But I do use these terms: if you read my reviews religiously (yeah, right) you’ll know I use the term ‘art music’ to label my perception of creative integrity. The threefold division of musical practice into the artistic, the traditional and the commercial provides some useful tools for thinking about how certain sounds come about, or why certain sounds have certain associations. The ideologies of musical production are described by, but also articulated in, this scheme of the musical universe. The mechanisms of popular music production, in particular, have produced a good deal of essentially disposable music, although session musicians have sometimes amused themselves by injecting a great deal of creative effort into their commercial work (as The Funk Brothers did in the Motown studio). But the styles that have arisen from the history of these musics do not impose those production methods on their adherents, and the vast amount of independently produced music, in styles of rock, electronica, hip-hop and whatever the hell else is not predominantly commercial, mass-produced, widely distributed, or motivated by any urge other than creative self-expression.
Within the communities that make and hear them, many of these popular music styles function as the traditional, orally transmitted practices by which individuals delineate their identities, and there’s an argument for calling them the folk musics of the internet age; but no music is made in quite the same conditions of cultural singularity as the traditional musics of the past, and in their efforts to forge an aesthetic statement from the stuff of their experience, their practitioners are making art.
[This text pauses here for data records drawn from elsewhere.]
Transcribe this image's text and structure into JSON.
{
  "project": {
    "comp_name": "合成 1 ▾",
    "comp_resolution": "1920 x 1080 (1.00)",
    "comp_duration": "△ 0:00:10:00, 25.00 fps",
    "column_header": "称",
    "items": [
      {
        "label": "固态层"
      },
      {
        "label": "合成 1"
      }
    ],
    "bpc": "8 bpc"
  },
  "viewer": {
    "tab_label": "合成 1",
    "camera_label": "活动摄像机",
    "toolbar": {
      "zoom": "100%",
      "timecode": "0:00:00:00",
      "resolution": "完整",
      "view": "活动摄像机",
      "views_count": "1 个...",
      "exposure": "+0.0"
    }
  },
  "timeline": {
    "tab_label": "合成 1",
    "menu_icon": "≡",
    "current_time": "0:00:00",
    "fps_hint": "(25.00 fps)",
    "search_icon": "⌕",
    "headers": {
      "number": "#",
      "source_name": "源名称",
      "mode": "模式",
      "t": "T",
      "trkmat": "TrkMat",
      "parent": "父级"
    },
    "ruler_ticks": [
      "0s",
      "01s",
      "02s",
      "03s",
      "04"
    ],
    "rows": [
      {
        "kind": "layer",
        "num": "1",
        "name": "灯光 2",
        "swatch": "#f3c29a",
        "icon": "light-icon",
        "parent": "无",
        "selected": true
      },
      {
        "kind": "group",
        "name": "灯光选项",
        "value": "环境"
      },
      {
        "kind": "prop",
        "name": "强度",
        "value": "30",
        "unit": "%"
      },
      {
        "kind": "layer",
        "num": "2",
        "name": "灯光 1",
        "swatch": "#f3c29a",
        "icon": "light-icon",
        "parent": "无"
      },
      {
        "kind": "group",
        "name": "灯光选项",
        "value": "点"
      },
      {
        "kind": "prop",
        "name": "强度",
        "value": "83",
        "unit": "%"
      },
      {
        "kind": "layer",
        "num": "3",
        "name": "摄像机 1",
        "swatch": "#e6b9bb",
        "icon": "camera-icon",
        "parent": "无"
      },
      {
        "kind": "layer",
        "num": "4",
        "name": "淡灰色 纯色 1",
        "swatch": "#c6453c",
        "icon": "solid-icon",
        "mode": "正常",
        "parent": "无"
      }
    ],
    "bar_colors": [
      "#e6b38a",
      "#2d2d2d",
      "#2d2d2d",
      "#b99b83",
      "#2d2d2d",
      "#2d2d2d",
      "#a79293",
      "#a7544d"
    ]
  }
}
It has happened throughout the history of popular music that serious endeavour has been applied to the making of art from some of its materials. The first time it happened, it happened in such spectacular style that it was impossible for the cultural elite to ignore its new status; it could not be included in an existing category without calling into question the very basis of cultural hierarchy (which is also an economic hierarchy, and so worth defending); so it was given its own category, given the name that had applied to it as a style, but reified into a set of practices, considered to be sufficiently distinct from popular music or art music, and of sufficient merit, to stand somewhere between them in the grand classification of musical types. The awful truth, that most music transgresses these conceptual boundaries, was kept under wraps, and the distribution industry got a new niche market. That music was called jazz.